MATERIAL PROVIDED

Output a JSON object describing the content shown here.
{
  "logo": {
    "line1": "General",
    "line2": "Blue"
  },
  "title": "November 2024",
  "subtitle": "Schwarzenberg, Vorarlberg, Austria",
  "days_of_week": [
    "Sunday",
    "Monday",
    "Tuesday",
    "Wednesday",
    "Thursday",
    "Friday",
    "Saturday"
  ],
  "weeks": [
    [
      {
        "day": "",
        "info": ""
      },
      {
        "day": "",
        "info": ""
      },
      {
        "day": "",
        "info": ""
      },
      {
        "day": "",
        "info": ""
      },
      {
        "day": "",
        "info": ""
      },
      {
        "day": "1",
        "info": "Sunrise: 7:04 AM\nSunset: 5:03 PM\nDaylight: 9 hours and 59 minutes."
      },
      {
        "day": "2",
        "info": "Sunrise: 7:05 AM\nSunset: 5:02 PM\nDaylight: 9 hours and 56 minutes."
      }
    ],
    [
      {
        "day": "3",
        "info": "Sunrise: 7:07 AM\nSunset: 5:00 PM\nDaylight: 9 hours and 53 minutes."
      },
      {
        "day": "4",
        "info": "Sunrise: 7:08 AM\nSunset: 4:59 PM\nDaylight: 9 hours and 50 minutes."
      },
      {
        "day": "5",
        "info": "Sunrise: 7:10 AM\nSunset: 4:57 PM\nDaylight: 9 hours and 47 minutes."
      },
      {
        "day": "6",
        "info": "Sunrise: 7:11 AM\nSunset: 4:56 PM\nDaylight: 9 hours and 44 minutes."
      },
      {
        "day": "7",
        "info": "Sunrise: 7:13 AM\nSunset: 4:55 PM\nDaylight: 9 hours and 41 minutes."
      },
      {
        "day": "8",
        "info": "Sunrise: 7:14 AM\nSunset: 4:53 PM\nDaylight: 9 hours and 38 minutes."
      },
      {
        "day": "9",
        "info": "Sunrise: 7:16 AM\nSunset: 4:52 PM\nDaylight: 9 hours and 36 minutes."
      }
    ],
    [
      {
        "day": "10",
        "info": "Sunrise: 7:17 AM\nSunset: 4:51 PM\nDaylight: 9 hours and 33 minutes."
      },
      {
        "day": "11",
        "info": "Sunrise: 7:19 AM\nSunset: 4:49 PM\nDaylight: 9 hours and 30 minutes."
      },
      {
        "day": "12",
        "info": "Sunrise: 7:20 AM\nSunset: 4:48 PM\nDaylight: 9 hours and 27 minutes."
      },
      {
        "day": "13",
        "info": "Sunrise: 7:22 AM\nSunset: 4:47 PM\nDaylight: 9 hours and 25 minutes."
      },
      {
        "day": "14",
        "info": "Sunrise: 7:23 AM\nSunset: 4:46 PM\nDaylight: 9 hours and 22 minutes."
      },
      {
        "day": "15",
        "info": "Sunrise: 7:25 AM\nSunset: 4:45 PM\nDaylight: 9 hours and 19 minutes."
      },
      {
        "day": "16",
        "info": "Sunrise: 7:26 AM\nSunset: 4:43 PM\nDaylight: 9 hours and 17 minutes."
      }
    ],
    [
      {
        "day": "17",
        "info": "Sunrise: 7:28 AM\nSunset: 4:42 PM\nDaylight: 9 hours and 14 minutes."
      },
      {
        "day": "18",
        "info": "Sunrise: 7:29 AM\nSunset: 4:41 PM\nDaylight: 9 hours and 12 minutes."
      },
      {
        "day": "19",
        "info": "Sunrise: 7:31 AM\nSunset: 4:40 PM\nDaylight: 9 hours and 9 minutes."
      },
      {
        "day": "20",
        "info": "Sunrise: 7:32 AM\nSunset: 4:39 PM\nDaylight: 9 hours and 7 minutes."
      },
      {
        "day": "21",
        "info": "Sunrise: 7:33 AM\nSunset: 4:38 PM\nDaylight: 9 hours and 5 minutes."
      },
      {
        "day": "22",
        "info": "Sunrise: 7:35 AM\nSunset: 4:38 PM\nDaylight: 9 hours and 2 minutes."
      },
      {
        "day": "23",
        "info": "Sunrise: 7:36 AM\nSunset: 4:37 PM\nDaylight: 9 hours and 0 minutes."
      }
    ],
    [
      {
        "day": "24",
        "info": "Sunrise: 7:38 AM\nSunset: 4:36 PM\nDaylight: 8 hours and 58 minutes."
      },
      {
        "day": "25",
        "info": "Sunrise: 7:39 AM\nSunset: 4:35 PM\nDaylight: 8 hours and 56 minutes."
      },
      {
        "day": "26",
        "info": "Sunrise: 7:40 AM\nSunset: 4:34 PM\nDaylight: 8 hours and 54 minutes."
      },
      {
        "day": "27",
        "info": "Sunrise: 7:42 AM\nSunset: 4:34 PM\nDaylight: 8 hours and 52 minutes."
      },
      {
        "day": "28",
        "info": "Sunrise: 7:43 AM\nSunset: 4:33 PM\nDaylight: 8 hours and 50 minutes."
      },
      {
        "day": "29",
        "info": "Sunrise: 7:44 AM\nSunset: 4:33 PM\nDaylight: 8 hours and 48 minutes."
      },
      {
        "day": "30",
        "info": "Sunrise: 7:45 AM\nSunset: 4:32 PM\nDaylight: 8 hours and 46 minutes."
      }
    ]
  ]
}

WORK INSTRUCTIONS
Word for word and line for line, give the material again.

RESPONSE AREA
Output a JSON object describing the content shown here.
{
  "logo": {
    "line1": "General",
    "line2": "Blue"
  },
  "title": "November 2024",
  "subtitle": "Schwarzenberg, Vorarlberg, Austria",
  "days_of_week": [
    "Sunday",
    "Monday",
    "Tuesday",
    "Wednesday",
    "Thursday",
    "Friday",
    "Saturday"
  ],
  "weeks": [
    [
      {
        "day": "",
        "info": ""
      },
      {
        "day": "",
        "info": ""
      },
      {
        "day": "",
        "info": ""
      },
      {
        "day": "",
        "info": ""
      },
      {
        "day": "",
        "info": ""
      },
      {
        "day": "1",
        "info": "Sunrise: 7:04 AM\nSunset: 5:03 PM\nDaylight: 9 hours and 59 minutes."
      },
      {
        "day": "2",
        "info": "Sunrise: 7:05 AM\nSunset: 5:02 PM\nDaylight: 9 hours and 56 minutes."
      }
    ],
    [
      {
        "day": "3",
        "info": "Sunrise: 7:07 AM\nSunset: 5:00 PM\nDaylight: 9 hours and 53 minutes."
      },
      {
        "day": "4",
        "info": "Sunrise: 7:08 AM\nSunset: 4:59 PM\nDaylight: 9 hours and 50 minutes."
      },
      {
        "day": "5",
        "info": "Sunrise: 7:10 AM\nSunset: 4:57 PM\nDaylight: 9 hours and 47 minutes."
      },
      {
        "day": "6",
        "info": "Sunrise: 7:11 AM\nSunset: 4:56 PM\nDaylight: 9 hours and 44 minutes."
      },
      {
        "day": "7",
        "info": "Sunrise: 7:13 AM\nSunset: 4:55 PM\nDaylight: 9 hours and 41 minutes."
      },
      {
        "day": "8",
        "info": "Sunrise: 7:14 AM\nSunset: 4:53 PM\nDaylight: 9 hours and 38 minutes."
      },
      {
        "day": "9",
        "info": "Sunrise: 7:16 AM\nSunset: 4:52 PM\nDaylight: 9 hours and 36 minutes."
      }
    ],
    [
      {
        "day": "10",
        "info": "Sunrise: 7:17 AM\nSunset: 4:51 PM\nDaylight: 9 hours and 33 minutes."
      },
      {
        "day": "11",
        "info": "Sunrise: 7:19 AM\nSunset: 4:49 PM\nDaylight: 9 hours and 30 minutes."
      },
      {
        "day": "12",
        "info": "Sunrise: 7:20 AM\nSunset: 4:48 PM\nDaylight: 9 hours and 27 minutes."
      },
      {
        "day": "13",
        "info": "Sunrise: 7:22 AM\nSunset: 4:47 PM\nDaylight: 9 hours and 25 minutes."
      },
      {
        "day": "14",
        "info": "Sunrise: 7:23 AM\nSunset: 4:46 PM\nDaylight: 9 hours and 22 minutes."
      },
      {
        "day": "15",
        "info": "Sunrise: 7:25 AM\nSunset: 4:45 PM\nDaylight: 9 hours and 19 minutes."
      },
      {
        "day": "16",
        "info": "Sunrise: 7:26 AM\nSunset: 4:43 PM\nDaylight: 9 hours and 17 minutes."
      }
    ],
    [
      {
        "day": "17",
        "info": "Sunrise: 7:28 AM\nSunset: 4:42 PM\nDaylight: 9 hours and 14 minutes."
      },
      {
        "day": "18",
        "info": "Sunrise: 7:29 AM\nSunset: 4:41 PM\nDaylight: 9 hours and 12 minutes."
      },
      {
        "day": "19",
        "info": "Sunrise: 7:31 AM\nSunset: 4:40 PM\nDaylight: 9 hours and 9 minutes."
      },
      {
        "day": "20",
        "info": "Sunrise: 7:32 AM\nSunset: 4:39 PM\nDaylight: 9 hours and 7 minutes."
      },
      {
        "day": "21",
        "info": "Sunrise: 7:33 AM\nSunset: 4:38 PM\nDaylight: 9 hours and 5 minutes."
      },
      {
        "day": "22",
        "info": "Sunrise: 7:35 AM\nSunset: 4:38 PM\nDaylight: 9 hours and 2 minutes."
      },
      {
        "day": "23",
        "info": "Sunrise: 7:36 AM\nSunset: 4:37 PM\nDaylight: 9 hours and 0 minutes."
      }
    ],
    [
      {
        "day": "24",
        "info": "Sunrise: 7:38 AM\nSunset: 4:36 PM\nDaylight: 8 hours and 58 minutes."
      },
      {
        "day": "25",
        "info": "Sunrise: 7:39 AM\nSunset: 4:35 PM\nDaylight: 8 hours and 56 minutes."
      },
      {
        "day": "26",
        "info": "Sunrise: 7:40 AM\nSunset: 4:34 PM\nDaylight: 8 hours and 54 minutes."
      },
      {
        "day": "27",
        "info": "Sunrise: 7:42 AM\nSunset: 4:34 PM\nDaylight: 8 hours and 52 minutes."
      },
      {
        "day": "28",
        "info": "Sunrise: 7:43 AM\nSunset: 4:33 PM\nDaylight: 8 hours and 50 minutes."
      },
      {
        "day": "29",
        "info": "Sunrise: 7:44 AM\nSunset: 4:33 PM\nDaylight: 8 hours and 48 minutes."
      },
      {
        "day": "30",
        "info": "Sunrise: 7:45 AM\nSunset: 4:32 PM\nDaylight: 8 hours and 46 minutes."
      }
    ]
  ]
}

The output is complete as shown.